#### EXERCISE REQUIREMENTS
The word to find is "JSON". Copy each line of the material that contains it.

#### THE RECORDS
--
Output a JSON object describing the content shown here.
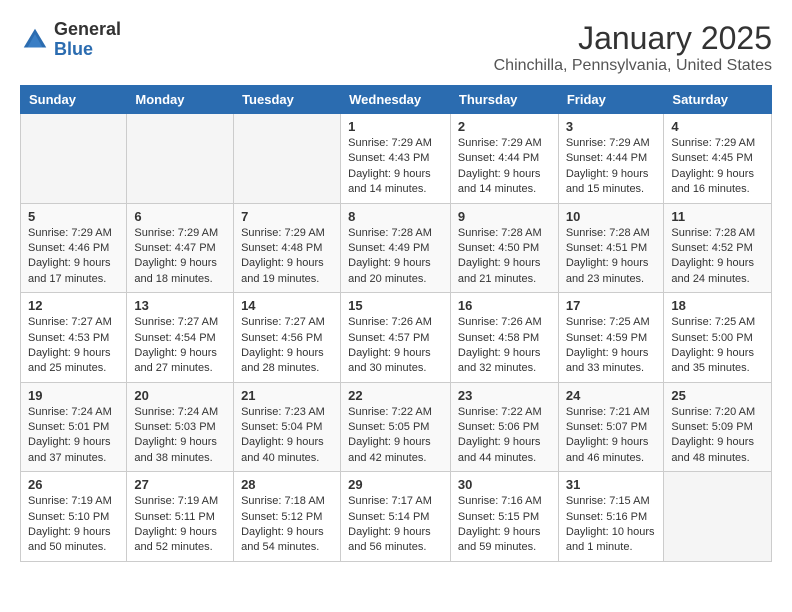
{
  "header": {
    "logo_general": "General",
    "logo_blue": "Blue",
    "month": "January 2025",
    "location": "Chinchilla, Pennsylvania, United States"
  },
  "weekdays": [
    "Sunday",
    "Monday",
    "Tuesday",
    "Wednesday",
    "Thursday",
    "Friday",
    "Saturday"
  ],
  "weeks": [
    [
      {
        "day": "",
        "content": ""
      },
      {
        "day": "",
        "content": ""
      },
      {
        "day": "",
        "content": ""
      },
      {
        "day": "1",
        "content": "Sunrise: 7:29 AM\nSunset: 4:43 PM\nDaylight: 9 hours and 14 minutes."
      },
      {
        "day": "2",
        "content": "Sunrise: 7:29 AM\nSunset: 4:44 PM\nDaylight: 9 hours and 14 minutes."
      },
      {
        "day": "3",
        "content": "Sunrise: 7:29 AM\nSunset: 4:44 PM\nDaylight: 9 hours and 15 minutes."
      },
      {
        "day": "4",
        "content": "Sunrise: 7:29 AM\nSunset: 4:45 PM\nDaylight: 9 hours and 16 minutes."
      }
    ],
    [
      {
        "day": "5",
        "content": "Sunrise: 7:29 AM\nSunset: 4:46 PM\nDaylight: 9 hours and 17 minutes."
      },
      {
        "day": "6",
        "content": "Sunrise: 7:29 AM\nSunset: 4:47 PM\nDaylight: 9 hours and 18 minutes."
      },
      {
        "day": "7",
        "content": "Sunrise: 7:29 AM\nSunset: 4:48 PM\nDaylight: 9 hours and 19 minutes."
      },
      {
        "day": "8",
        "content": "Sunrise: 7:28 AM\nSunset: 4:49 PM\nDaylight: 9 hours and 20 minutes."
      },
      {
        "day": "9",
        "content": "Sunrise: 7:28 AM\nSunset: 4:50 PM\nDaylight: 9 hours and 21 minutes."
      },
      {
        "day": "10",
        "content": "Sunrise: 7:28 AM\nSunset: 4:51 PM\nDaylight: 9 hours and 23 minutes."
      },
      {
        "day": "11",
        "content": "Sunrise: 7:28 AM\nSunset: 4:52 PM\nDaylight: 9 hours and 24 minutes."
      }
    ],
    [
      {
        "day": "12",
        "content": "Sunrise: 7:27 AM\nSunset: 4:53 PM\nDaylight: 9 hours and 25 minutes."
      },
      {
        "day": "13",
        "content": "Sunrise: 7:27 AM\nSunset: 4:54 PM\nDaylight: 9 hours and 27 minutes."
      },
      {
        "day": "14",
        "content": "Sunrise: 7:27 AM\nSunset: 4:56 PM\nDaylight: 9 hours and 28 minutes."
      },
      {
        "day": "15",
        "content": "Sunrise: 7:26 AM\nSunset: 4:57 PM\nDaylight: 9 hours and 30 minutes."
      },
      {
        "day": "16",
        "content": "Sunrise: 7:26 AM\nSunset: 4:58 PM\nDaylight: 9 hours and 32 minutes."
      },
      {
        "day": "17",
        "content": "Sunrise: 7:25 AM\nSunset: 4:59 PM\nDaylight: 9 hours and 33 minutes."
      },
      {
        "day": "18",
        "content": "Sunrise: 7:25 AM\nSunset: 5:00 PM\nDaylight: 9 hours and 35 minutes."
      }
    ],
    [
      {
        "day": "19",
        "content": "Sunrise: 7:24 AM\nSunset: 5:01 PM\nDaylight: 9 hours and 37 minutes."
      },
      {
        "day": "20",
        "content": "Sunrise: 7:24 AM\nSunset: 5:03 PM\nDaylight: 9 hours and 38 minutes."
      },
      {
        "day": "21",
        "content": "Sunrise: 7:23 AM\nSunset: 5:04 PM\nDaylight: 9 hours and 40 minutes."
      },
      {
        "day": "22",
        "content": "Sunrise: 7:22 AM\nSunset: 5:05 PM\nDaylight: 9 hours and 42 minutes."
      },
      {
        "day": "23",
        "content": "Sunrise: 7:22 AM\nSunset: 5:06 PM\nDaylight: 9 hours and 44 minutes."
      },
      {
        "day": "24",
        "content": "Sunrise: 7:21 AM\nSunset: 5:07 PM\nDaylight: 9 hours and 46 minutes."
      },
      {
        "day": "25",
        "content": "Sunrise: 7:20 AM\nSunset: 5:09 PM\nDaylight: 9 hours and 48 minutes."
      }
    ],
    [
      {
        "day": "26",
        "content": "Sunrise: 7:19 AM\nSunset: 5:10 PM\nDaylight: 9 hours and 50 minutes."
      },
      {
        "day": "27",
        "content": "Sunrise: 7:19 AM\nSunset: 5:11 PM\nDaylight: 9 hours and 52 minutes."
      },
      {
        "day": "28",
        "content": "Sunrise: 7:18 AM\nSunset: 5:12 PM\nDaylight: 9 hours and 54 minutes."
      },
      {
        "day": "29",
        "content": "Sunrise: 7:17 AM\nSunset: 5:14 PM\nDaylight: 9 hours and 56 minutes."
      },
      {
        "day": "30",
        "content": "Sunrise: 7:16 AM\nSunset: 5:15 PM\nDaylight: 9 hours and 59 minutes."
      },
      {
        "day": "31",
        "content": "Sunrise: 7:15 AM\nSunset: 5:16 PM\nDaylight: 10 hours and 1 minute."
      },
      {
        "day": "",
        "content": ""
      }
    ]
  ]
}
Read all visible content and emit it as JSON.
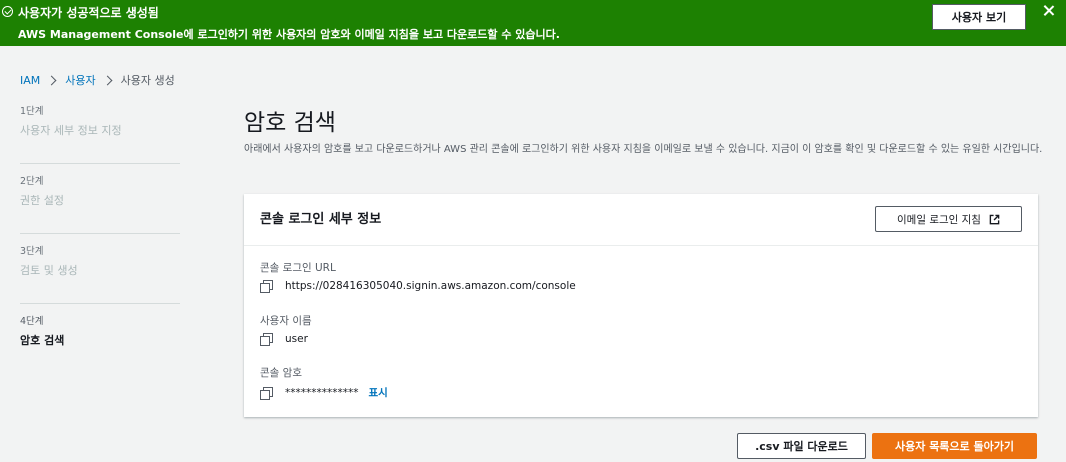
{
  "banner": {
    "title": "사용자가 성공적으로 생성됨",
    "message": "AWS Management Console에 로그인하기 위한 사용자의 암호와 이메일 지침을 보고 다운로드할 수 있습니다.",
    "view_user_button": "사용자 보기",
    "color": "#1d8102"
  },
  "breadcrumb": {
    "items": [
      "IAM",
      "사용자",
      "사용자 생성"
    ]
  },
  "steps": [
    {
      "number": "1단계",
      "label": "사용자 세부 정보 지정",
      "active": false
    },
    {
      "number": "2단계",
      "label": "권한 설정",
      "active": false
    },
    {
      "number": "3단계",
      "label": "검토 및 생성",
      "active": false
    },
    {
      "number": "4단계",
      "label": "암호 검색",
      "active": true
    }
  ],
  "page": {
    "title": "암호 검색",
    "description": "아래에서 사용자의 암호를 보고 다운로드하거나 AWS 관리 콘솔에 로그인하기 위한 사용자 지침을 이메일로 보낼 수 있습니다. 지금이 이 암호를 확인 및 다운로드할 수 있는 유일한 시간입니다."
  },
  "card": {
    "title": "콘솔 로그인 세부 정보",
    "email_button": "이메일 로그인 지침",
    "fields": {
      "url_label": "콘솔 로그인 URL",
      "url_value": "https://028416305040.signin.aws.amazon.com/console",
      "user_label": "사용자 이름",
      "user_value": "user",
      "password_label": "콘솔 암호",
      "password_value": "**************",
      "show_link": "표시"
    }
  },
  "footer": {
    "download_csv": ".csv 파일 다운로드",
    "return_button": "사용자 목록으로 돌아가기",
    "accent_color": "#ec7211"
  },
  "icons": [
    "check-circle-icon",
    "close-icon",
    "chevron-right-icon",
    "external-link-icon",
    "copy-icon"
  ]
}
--
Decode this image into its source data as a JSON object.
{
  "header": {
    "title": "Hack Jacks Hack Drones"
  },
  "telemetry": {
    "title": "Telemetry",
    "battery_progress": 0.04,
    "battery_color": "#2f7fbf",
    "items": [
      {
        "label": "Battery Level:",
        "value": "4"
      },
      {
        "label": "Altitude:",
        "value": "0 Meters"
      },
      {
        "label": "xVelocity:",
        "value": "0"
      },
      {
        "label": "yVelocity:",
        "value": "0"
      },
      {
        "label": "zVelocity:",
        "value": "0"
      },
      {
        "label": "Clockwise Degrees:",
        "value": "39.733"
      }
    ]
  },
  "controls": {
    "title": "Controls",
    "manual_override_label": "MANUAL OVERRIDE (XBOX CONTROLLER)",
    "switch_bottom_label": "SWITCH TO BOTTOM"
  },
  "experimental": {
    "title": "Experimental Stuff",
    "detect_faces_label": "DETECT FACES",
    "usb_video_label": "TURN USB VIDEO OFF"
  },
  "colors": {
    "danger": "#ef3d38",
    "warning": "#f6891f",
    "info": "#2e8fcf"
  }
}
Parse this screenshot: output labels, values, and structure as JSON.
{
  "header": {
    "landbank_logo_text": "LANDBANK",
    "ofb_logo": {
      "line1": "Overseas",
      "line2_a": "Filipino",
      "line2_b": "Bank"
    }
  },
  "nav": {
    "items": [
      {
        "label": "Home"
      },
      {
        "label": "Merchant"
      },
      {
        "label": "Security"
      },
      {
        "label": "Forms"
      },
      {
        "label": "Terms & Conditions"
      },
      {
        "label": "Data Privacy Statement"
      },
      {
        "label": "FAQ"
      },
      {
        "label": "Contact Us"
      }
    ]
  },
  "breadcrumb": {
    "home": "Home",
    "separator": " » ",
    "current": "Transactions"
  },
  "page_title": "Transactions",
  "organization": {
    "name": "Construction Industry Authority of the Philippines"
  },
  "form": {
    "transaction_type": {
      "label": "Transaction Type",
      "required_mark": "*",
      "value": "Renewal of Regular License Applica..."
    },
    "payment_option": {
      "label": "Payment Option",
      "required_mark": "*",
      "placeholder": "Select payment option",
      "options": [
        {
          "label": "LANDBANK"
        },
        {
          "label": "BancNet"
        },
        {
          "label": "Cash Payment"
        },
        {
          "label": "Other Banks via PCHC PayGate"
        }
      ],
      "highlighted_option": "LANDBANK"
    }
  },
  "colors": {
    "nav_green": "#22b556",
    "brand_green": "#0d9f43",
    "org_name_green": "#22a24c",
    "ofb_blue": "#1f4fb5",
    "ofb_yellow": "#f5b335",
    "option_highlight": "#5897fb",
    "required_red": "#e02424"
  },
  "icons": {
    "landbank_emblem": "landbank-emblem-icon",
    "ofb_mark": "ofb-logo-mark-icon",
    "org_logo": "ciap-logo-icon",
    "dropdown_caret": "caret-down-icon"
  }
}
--
#### RESULT OF THIS TASK
Output a JSON object describing the content shown here.
Read all visible content and emit it as JSON.
Decode this image into its source data as a JSON object.
Parse this screenshot: output labels, values, and structure as JSON.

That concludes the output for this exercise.